  8. Narasimha Murthy KV, Saravana R, Rajendra P (2018a) Critical comparison of north east monsoon rainfall for different regions through analysis of means technique. MAUSAM 69(3):413–420Google Scholar
  9. Narasimha Murthy KV, Saravana R, Vijaya Kumar K (2018b) Modeling and forecasting rainfall patterns of southwest monsoons in North-East India as a SARIMA process. Meteorol Atmos Phys 130(1):99–106. CrossRefGoogle Scholar
  10. Narasimha Murthy KV, Saravana R, Vijaya Kumar K (2018c) Stochastic modelling of the monthly average maximum and minimum temperature patterns in India 1981–2015. Meteorol Atmos Phys. Google Scholar
  11. SAS Institute Inc. (2014) SAS/ETS® 13.2 User’s Guide, The UCM procedure. SAS Institute Inc., Cary, NCGoogle Scholar
  12. Schwarz G (1978) Estimating the dimension of a model. Ann Stat 6:461–464CrossRefGoogle Scholar
  13. Seetharam K (2013) Rainfall analysis over Rayalaseema meteorological sub-division. MAUSAM 64(3):558–565Google Scholar
  14. Srivastava AK, Rajeevan M, Kshirsagar SR (2009) Development of a high resolution daily gridded temperature data set (1969–2005) for the Indian region. Atmos Sci Lett 10(4):249–254Google Scholar
  15. Stoffer DS, Shumway RH (2010) Time series analysis and its application. 3rd edn. Springer, New York, vol 10, pp 1441978658Google Scholar
  16. Tom Fomby (2008) The unobserved component model. Accessed Oct 2008
  17. West M, Harrision J (1999) Bayesian forecasting and dynamic models, 2nd edn. Springer, New YorkGoogle Scholar
  18. Young, PC (2011) Unobserved component models. Recursive estimation and time-series analysis.

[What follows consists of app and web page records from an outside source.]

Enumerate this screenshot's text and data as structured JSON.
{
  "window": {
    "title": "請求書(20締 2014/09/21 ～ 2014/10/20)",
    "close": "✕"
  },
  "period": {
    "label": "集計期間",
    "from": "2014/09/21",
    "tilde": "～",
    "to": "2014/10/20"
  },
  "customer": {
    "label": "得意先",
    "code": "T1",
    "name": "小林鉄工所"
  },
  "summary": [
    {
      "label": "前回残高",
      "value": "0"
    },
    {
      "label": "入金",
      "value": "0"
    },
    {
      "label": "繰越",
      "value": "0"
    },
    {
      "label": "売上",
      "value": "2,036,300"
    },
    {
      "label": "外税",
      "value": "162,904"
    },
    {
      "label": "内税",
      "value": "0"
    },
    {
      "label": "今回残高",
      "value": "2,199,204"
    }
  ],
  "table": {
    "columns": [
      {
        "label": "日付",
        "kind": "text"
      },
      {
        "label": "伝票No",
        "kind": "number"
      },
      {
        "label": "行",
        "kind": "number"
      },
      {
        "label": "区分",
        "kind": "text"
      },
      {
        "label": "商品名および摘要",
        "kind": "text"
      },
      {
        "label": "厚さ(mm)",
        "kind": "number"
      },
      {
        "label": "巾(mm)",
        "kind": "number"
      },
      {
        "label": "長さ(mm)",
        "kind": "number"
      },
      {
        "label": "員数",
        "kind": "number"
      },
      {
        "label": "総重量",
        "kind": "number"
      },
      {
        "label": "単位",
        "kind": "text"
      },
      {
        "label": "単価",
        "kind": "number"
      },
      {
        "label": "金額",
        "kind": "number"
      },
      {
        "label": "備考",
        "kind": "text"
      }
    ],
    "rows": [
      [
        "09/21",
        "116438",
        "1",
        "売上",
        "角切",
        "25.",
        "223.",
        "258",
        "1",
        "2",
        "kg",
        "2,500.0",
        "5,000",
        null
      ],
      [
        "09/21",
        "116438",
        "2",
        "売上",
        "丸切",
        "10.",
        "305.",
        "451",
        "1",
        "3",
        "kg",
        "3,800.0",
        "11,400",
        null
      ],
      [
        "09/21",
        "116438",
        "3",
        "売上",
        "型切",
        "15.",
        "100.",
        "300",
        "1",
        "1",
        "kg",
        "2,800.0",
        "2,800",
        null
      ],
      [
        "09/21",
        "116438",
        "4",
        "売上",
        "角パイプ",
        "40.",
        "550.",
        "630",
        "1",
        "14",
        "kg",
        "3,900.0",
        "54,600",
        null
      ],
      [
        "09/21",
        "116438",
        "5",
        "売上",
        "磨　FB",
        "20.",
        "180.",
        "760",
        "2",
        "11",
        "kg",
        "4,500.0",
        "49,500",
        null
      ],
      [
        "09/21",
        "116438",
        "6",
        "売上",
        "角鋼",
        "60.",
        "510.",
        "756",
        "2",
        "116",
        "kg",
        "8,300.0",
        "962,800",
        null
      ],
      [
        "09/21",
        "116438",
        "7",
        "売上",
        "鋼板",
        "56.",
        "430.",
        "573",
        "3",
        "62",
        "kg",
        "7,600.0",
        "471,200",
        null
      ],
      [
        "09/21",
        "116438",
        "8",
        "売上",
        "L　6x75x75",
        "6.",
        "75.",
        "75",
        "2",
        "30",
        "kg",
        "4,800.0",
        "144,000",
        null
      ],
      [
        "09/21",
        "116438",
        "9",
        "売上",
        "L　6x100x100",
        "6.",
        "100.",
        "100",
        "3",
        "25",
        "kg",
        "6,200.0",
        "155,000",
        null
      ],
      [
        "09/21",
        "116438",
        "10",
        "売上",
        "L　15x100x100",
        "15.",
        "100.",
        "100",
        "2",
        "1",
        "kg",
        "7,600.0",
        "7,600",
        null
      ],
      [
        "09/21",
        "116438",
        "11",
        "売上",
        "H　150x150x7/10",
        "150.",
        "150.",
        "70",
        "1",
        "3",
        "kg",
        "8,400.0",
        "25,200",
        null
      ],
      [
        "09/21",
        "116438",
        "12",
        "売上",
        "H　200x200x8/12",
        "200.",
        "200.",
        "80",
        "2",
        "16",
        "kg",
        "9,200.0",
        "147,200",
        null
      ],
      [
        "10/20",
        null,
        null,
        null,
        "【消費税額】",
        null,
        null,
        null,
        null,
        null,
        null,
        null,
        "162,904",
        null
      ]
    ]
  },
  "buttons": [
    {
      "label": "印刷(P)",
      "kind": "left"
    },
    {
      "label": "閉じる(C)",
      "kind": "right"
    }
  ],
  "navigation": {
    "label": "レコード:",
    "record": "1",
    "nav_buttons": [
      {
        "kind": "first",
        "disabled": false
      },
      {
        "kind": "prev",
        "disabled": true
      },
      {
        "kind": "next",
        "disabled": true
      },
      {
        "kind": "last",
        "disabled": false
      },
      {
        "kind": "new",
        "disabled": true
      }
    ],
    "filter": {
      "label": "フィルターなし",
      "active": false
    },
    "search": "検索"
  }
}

Springer, Berlin, Heidelberg.

Copyright information

© Springer-Verlag GmbH Austria, part of Springer Nature 2018

Authors and Affiliations

  • K. V. Narasimha Murthy
    • 1
    Email author
  • R. Saravana
    • 1
  • P. Rajendra
    • 1
  1. 1.Department of MathematicsMadanapalle Institute of Technology and ScienceMadanapalleIndia

Personalised recommendations